I’m not going to do much reporting on old “news” now, other than to reiterate that the conference was a unique and particularly important event. Mainly for the focus on not just the civilizational challenges facing us but what we can do about them… and right away! The broad consensus seemed to echo what is now coming out of the Federal Government, delivered by President Obama: That the chance to at least potentially make a reversal in lethal trends is quickly slipping away. We may be the last generation with the chance.
The consensus, in this setting, was not coming from mainly climate scientists (this was not a technical conference for “insiders” like that). Rather, some of the brightest and most ethically, compassionately motivated people in the world (China and other nations, not just the US) were sharing out of the insights of their own disciplines, as they interact with others on climate change, ecology, economy, etc. People like Bill McKibben, Wes Jackson of The Land Institute, Herman Daly (world-class retired economist), John Cobb and David Griffin (world-class retired philosopher/theologians) and many others.
By the way, for any climate-change-deniers you may know, you might make them aware that many of the presenters (and I know particularly so in John Cobb and David Griffin) are extremely skilled in critical analysis and are “skeptics” about the good will of government in many cases. They are not ones to be snowed if indeed, as people like U.S. Senator, Jim Inhof of Oklahoma claim, there is a massive collusion among scientists that amounts to a hoax… or even just sloppy work. Deep skills in philosophy/theology are very akin to those in science. Science emerged from the “Queen of the Sciences” in primarily the 17th century, initially as “natural philosophy”. Only later did its naturalistic assumptions cause a deep rift with much of religion. There is no careful and deep analysis, that I’ve ever been able to find (and I’ve looked some), in the “denier” position… just psychological or loyalty (think $, mainly) resistances.
Anyway, to finally answer my own question, I did indeed find a few people at the conference who self-identify as Evangelical. But very few.
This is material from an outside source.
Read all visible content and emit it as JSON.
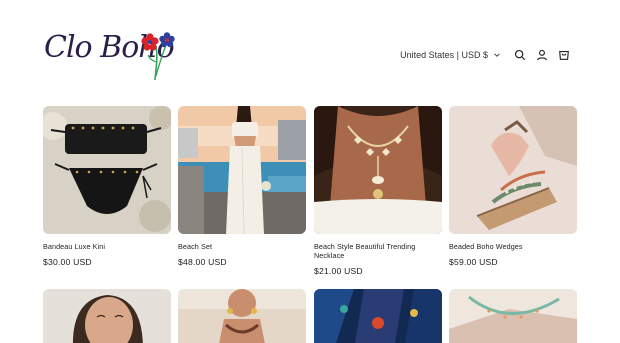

And the only two I can recall are both clearly more progressive and open than most of their counterparts or institutions they are a part of. One of them, Dr. Thomas Jay Oord, had recently been fired by the school he had taught at for many years, Northwest Nazarene University, over theological issues.
Now, I met only a tiny portion of the 1500 people who attended. There were about 12 sections with about 70 “tracks” so I imagine there could have been a few Evangelicals scattered around. However, many of the participants were not religious at all… some from engineering/ecology or other scientific disciplines may actually be anti-religious though willing to work with partners where they can find them. Overall, not a place I had expected to see many from the more conservative side of Christian faith, and those expectations seemed confirmed. This is a sad situation. But I do see many, particularly younger Evangelicals, making moves (often out of Evangelical circles) that are beginning to make a difference.
What are your observations, especially if you also attended?